**Records provided:**
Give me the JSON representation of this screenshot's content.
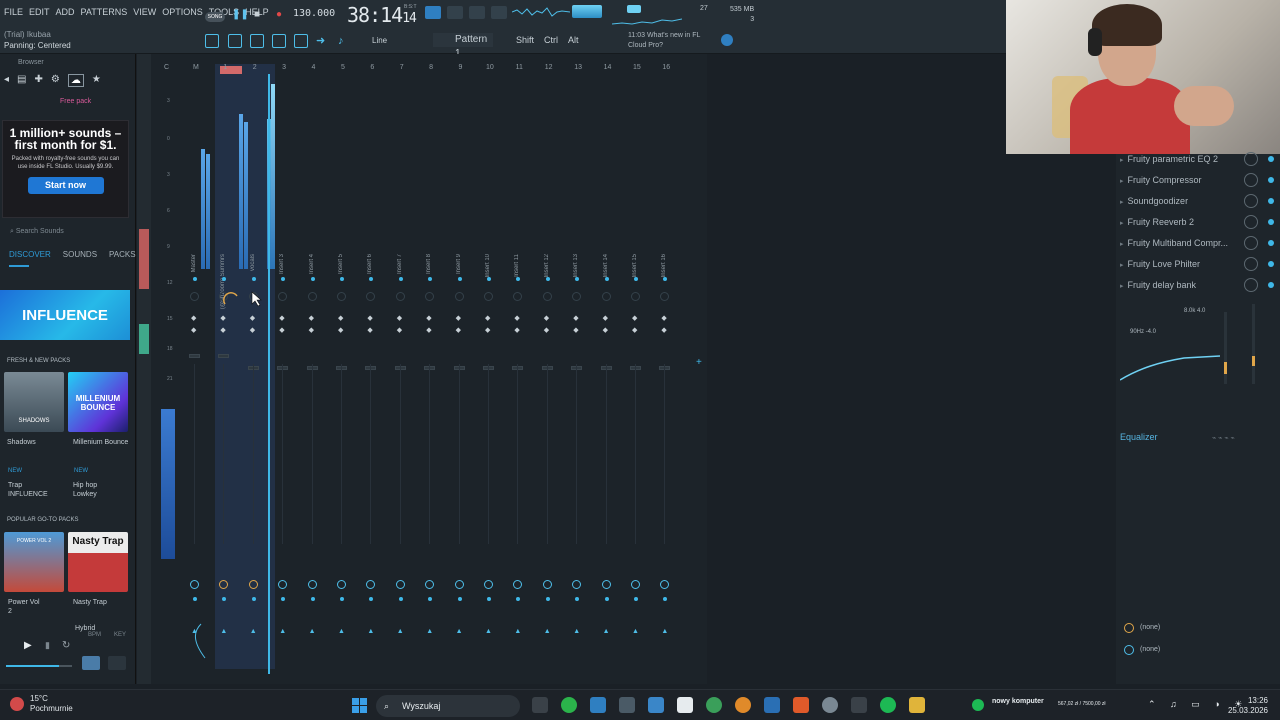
{
  "menu": [
    "FILE",
    "EDIT",
    "ADD",
    "PATTERNS",
    "VIEW",
    "OPTIONS",
    "TOOLS",
    "HELP"
  ],
  "status": {
    "user": "(Trial) Ikubaa",
    "hint": "Panning: Centered"
  },
  "transport": {
    "song_mode": "SONG",
    "tempo": "130.000",
    "time": "38:14",
    "time_frac": "14",
    "time_small": "B:S:T"
  },
  "toolbar": {
    "line_mode": "Line",
    "pattern": "Pattern 1",
    "shift": "Shift",
    "ctrl": "Ctrl",
    "alt": "Alt"
  },
  "cpu": {
    "value": "27",
    "memory": "535 MB",
    "polyphony": "3"
  },
  "news": {
    "time": "11:03",
    "line1": "What's new in FL",
    "line2": "Cloud Pro?"
  },
  "browser": {
    "title": "Browser",
    "ad_title": "1 million+ sounds – first month for $1.",
    "ad_sub": "Packed with royalty-free sounds you can use inside FL Studio. Usually $9.99.",
    "ad_button": "Start now",
    "search_placeholder": "Search Sounds",
    "tabs": [
      "DISCOVER",
      "SOUNDS",
      "PACKS"
    ],
    "banner": "INFLUENCE",
    "fresh_title": "FRESH & NEW PACKS",
    "popular_title": "POPULAR GO-TO PACKS",
    "packs": [
      {
        "name": "Shadows",
        "tag": "NEW",
        "genre": "Trap",
        "artist": "INFLUENCE",
        "art": "SHADOWS"
      },
      {
        "name": "Millenium Bounce",
        "tag": "NEW",
        "genre": "Hip hop",
        "artist": "Lowkey",
        "art": "MILLENIUM BOUNCE"
      },
      {
        "name": "Power Vol 2",
        "tag": "",
        "genre": "",
        "artist": "",
        "art": "POWER VOL 2"
      },
      {
        "name": "Nasty Trap",
        "tag": "",
        "genre": "Hybrid",
        "artist": "",
        "art": "Nasty Trap"
      }
    ],
    "bpm_label": "BPM",
    "key_label": "KEY"
  },
  "mixer": {
    "numbers": [
      "C",
      "M",
      "1",
      "2",
      "3",
      "4",
      "5",
      "6",
      "7",
      "8",
      "9",
      "10",
      "11",
      "12",
      "13",
      "14",
      "15",
      "16"
    ],
    "tracks": [
      "Master",
      "(@shzoom) Summrs",
      "vocals",
      "Insert 3",
      "Insert 4",
      "Insert 5",
      "Insert 6",
      "Insert 7",
      "Insert 8",
      "Insert 9",
      "Insert 10",
      "Insert 11",
      "Insert 12",
      "Insert 13",
      "Insert 14",
      "Insert 15",
      "Insert 16"
    ],
    "db_labels": [
      "3",
      "0",
      "3",
      "6",
      "9",
      "12",
      "15",
      "18",
      "21"
    ]
  },
  "effects": {
    "slots": [
      "Fruity parametric EQ 2",
      "Fruity Compressor",
      "Soundgoodizer",
      "Fruity Reeverb 2",
      "Fruity Multiband Compr...",
      "Fruity Love Philter",
      "Fruity delay bank"
    ],
    "eq_top": "8.0k 4.0",
    "eq_left": "90Hz -4.0",
    "eq_label": "Equalizer",
    "route_in": "(none)",
    "route_out": "(none)"
  },
  "taskbar": {
    "temperature": "15°C",
    "weather": "Pochmurnie",
    "search": "Wyszukaj",
    "stock_title": "nowy komputer",
    "stock_value": "567,02 zł / 7500,00 zł",
    "time": "13:26",
    "date": "25.03.2026"
  },
  "colors": {
    "accent": "#3fb8e8",
    "selected_track": "#223046",
    "ad_button": "#1f77d4",
    "record": "#e04848",
    "webcam_shirt": "#c53a3a"
  },
  "icons": [
    "play-icon",
    "stop-icon",
    "record-icon",
    "search-icon",
    "cloud-icon",
    "star-icon",
    "windows-icon",
    "folder-icon"
  ]
}
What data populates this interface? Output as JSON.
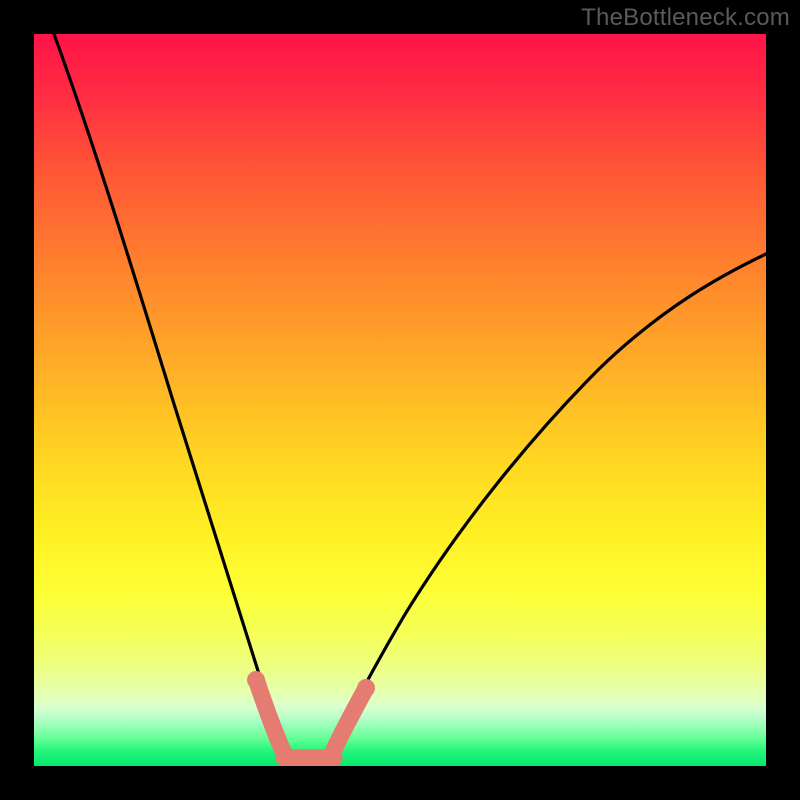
{
  "watermark": "TheBottleneck.com",
  "chart_data": {
    "type": "line",
    "title": "",
    "xlabel": "",
    "ylabel": "",
    "xlim": [
      0,
      1
    ],
    "ylim": [
      0,
      1
    ],
    "background_gradient": {
      "direction": "vertical",
      "stops": [
        {
          "pos": 0.0,
          "color": "#ff1348"
        },
        {
          "pos": 0.5,
          "color": "#ffc324"
        },
        {
          "pos": 0.8,
          "color": "#f4ff58"
        },
        {
          "pos": 1.0,
          "color": "#07e86f"
        }
      ]
    },
    "series": [
      {
        "name": "left-curve",
        "color": "#000000",
        "x": [
          0.03,
          0.12,
          0.2,
          0.26,
          0.3,
          0.33,
          0.345
        ],
        "y": [
          1.0,
          0.75,
          0.5,
          0.28,
          0.12,
          0.04,
          0.0
        ]
      },
      {
        "name": "right-curve",
        "color": "#000000",
        "x": [
          0.4,
          0.45,
          0.52,
          0.62,
          0.74,
          0.88,
          1.0
        ],
        "y": [
          0.0,
          0.06,
          0.18,
          0.35,
          0.5,
          0.62,
          0.7
        ]
      }
    ],
    "marker_overlay": {
      "color": "#e57c71",
      "left_segment": {
        "x": [
          0.305,
          0.345
        ],
        "y": [
          0.105,
          0.0
        ]
      },
      "right_segment": {
        "x": [
          0.41,
          0.45
        ],
        "y": [
          0.015,
          0.068
        ]
      },
      "bottom_bar": {
        "x": [
          0.335,
          0.415
        ],
        "y": [
          0.0,
          0.0
        ]
      }
    }
  }
}
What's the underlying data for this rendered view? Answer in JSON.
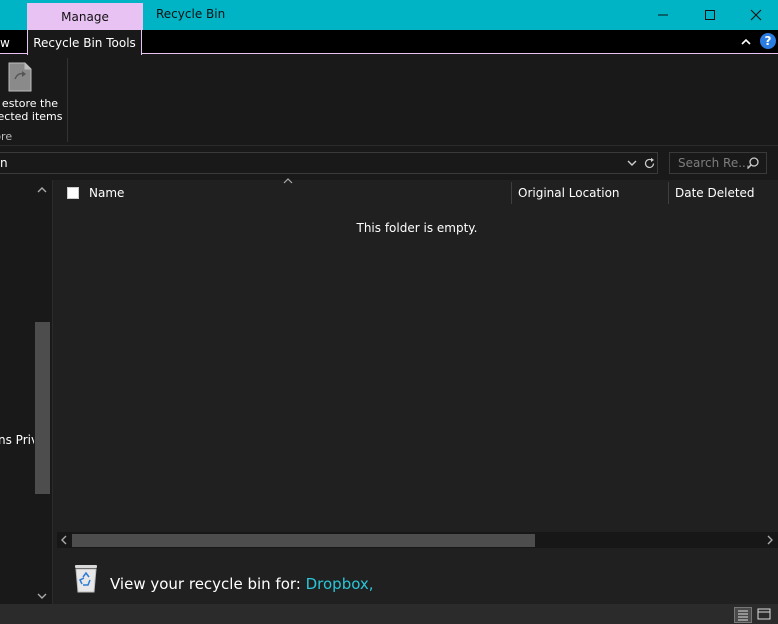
{
  "window": {
    "title": "Recycle Bin",
    "context_tab": "Manage"
  },
  "ribbon": {
    "tabs": {
      "view_fragment": "w",
      "active_tab": "Recycle Bin Tools"
    },
    "restore_button_label": "estore the\nected items",
    "group_label": "tore"
  },
  "address": {
    "text_fragment": "n",
    "search_placeholder": "Search Re..."
  },
  "nav": {
    "item_fragment": "ns Priv"
  },
  "columns": {
    "name": "Name",
    "original_location": "Original Location",
    "date_deleted": "Date Deleted"
  },
  "content": {
    "empty_message": "This folder is empty."
  },
  "footer": {
    "text": "View your recycle bin for: ",
    "link": "Dropbox,"
  },
  "colors": {
    "titlebar": "#00b4c5",
    "context_tab": "#e8c2f2",
    "link": "#2ac6d8"
  }
}
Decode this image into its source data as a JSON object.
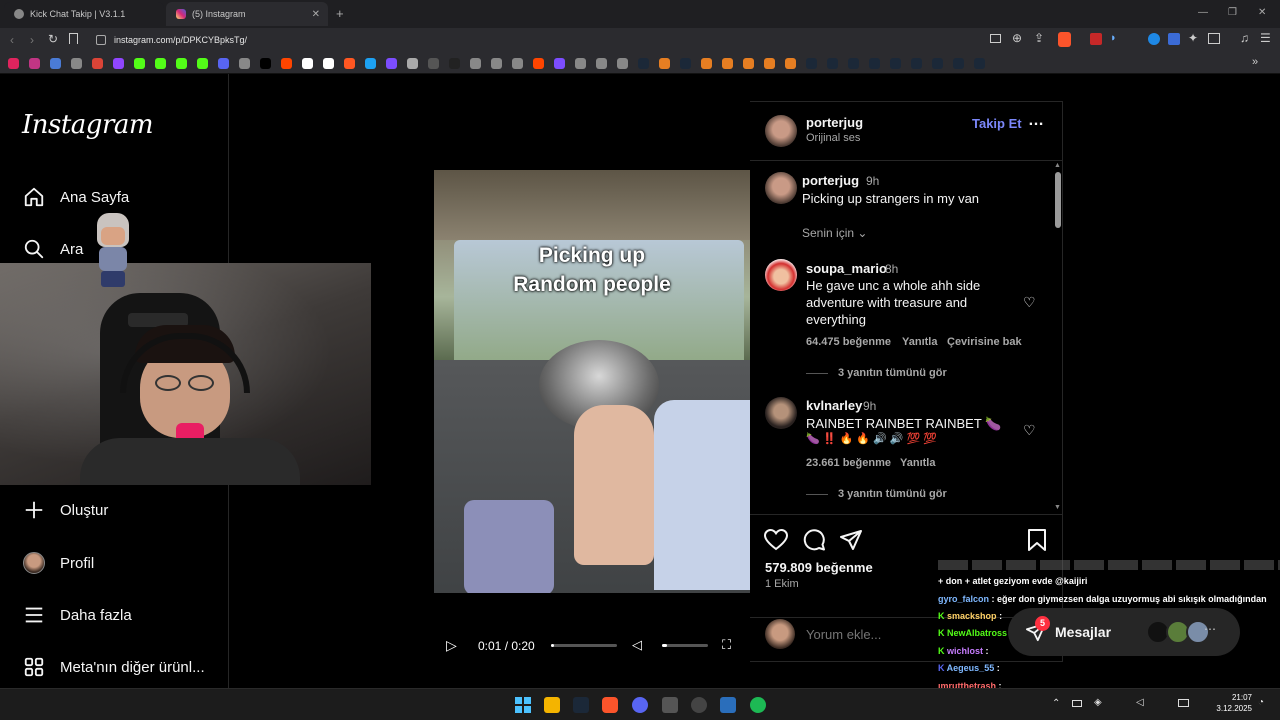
{
  "browser": {
    "tabs": [
      {
        "label": "Kick Chat Takip | V3.1.1"
      },
      {
        "label": "(5) Instagram"
      }
    ],
    "url": "instagram.com/p/DPKCYBpksTg/",
    "new_tab_glyph": "+",
    "bookmark_colors": [
      "#e0245e",
      "#c13584",
      "#4a7bd6",
      "#888",
      "#db4437",
      "#9146ff",
      "#53fc18",
      "#53fc18",
      "#53fc18",
      "#53fc18",
      "#5865f2",
      "#888",
      "#000",
      "#ff4500",
      "#fff",
      "#fff",
      "#ff5722",
      "#1da1f2",
      "#7c4dff",
      "#aaa",
      "#555",
      "#222",
      "#888",
      "#888",
      "#888",
      "#ff4500",
      "#7c4dff",
      "#888",
      "#888",
      "#888",
      "#1b2838",
      "#e67e22",
      "#1b2838",
      "#e67e22",
      "#e67e22",
      "#e67e22",
      "#e67e22",
      "#e67e22",
      "#1b2838",
      "#1b2838",
      "#1b2838",
      "#1b2838",
      "#1b2838",
      "#1b2838",
      "#1b2838",
      "#1b2838",
      "#1b2838"
    ]
  },
  "sidebar": {
    "logo": "Instagram",
    "items": [
      {
        "label": "Ana Sayfa",
        "icon": "home-icon",
        "glyph": "⌂"
      },
      {
        "label": "Ara",
        "icon": "search-icon",
        "glyph": "⚲"
      },
      {
        "label": "Oluştur",
        "icon": "plus-icon",
        "glyph": "+"
      },
      {
        "label": "Profil",
        "icon": "profile-avatar-icon",
        "glyph": ""
      },
      {
        "label": "Daha fazla",
        "icon": "menu-icon",
        "glyph": "☰"
      },
      {
        "label": "Meta'nın diğer ürünl...",
        "icon": "meta-grid-icon",
        "glyph": "⊞"
      }
    ]
  },
  "video": {
    "overlay_line1": "Picking up",
    "overlay_line2": "Random people",
    "time": "0:01 / 0:20",
    "progress": 0.05,
    "volume": 0.1
  },
  "post": {
    "author": "porterjug",
    "audio": "Orijinal ses",
    "follow_label": "Takip Et",
    "more_glyph": "…",
    "caption_user": "porterjug",
    "caption_time": "9h",
    "caption_text": "Picking up strangers in my van",
    "sort_label": "Senin için",
    "comments": [
      {
        "user": "soupa_mario",
        "time": "8h",
        "text_lines": [
          "He gave unc a whole ahh side",
          "adventure with treasure and",
          "everything"
        ],
        "likes": "64.475 beğenme",
        "reply": "Yanıtla",
        "translate": "Çevirisine bak",
        "replies": "3 yanıtın tümünü gör"
      },
      {
        "user": "kvlnarley",
        "time": "9h",
        "text_lines": [
          "RAINBET RAINBET RAINBET 🍆",
          "🍆 ‼️ 🔥 🔥 🔊 🔊 💯 💯"
        ],
        "likes": "23.661 beğenme",
        "reply": "Yanıtla",
        "replies": "3 yanıtın tümünü gör"
      }
    ],
    "like_count": "579.809 beğenme",
    "date": "1 Ekim",
    "comment_placeholder": "Yorum ekle..."
  },
  "chat": {
    "lines": [
      {
        "user": "",
        "text": "+ don + atlet geziyom evde @kaijiri",
        "color": "#ffffff"
      },
      {
        "user": "gyro_falcon",
        "text": ": eğer don giymezsen dalga uzuyormuş abi sıkışık olmadığından",
        "color": "#7fb8ff"
      },
      {
        "user": "smackshop",
        "text": ":",
        "color": "#ffd166"
      },
      {
        "user": "NewAlbatross",
        "text": ":",
        "color": "#53fc18"
      },
      {
        "user": "wichlost",
        "text": ":",
        "color": "#c77dff"
      },
      {
        "user": "Aegeus_55",
        "text": ":",
        "color": "#7fb8ff"
      },
      {
        "user": "ımrutthetrash",
        "text": ":",
        "color": "#ff6b6b"
      }
    ]
  },
  "messages_pill": {
    "label": "Mesajlar",
    "badge": "5"
  },
  "taskbar": {
    "time": "21:07",
    "date": "3.12.2025",
    "icon_colors": [
      "#0078d4",
      "#f4b400",
      "#1b2838",
      "#fb542b",
      "#5865f2",
      "#444",
      "#444",
      "#2a6ebb",
      "#1db954"
    ]
  },
  "colors": {
    "follow": "#4a5df9",
    "background": "#000000",
    "border": "#262626",
    "muted": "#a8a8a8"
  }
}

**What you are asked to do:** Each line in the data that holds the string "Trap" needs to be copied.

**Solution to the exercise:**
        "genre": "Trap",
        "name": "Nasty Trap",
        "art": "Nasty Trap"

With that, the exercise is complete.